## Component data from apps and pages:
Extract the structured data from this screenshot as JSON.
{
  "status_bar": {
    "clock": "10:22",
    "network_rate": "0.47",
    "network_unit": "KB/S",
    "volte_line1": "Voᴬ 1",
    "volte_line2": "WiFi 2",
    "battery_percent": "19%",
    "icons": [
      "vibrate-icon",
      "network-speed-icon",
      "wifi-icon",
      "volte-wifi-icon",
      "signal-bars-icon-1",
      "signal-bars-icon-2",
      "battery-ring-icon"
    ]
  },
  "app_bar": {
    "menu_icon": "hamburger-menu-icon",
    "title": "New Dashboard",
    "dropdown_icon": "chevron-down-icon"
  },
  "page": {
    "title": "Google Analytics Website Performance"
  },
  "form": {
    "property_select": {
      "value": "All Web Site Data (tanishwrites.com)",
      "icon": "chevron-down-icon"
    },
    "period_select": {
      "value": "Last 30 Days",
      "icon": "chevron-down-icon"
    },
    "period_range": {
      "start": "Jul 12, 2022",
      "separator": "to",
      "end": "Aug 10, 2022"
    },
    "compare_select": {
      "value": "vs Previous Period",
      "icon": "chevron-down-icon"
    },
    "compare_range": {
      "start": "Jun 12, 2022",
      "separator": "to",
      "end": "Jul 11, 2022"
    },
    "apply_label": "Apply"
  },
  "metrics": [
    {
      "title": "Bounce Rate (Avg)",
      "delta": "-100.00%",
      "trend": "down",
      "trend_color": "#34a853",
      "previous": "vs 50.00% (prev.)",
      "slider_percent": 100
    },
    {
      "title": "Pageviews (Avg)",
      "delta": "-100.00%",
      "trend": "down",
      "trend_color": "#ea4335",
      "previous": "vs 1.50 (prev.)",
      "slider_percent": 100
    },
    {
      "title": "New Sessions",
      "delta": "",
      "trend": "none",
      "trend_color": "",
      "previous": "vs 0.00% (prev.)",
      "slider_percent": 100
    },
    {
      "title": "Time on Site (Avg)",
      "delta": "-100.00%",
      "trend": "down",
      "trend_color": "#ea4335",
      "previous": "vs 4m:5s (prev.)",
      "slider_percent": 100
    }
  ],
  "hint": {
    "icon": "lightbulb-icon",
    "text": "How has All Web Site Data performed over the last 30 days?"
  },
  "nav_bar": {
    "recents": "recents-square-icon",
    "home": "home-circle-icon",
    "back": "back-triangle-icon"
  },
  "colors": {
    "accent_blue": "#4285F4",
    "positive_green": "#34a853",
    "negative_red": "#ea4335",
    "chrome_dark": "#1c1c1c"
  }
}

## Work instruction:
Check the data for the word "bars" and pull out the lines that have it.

## Exercise solution:
      "signal-bars-icon-1",
      "signal-bars-icon-2",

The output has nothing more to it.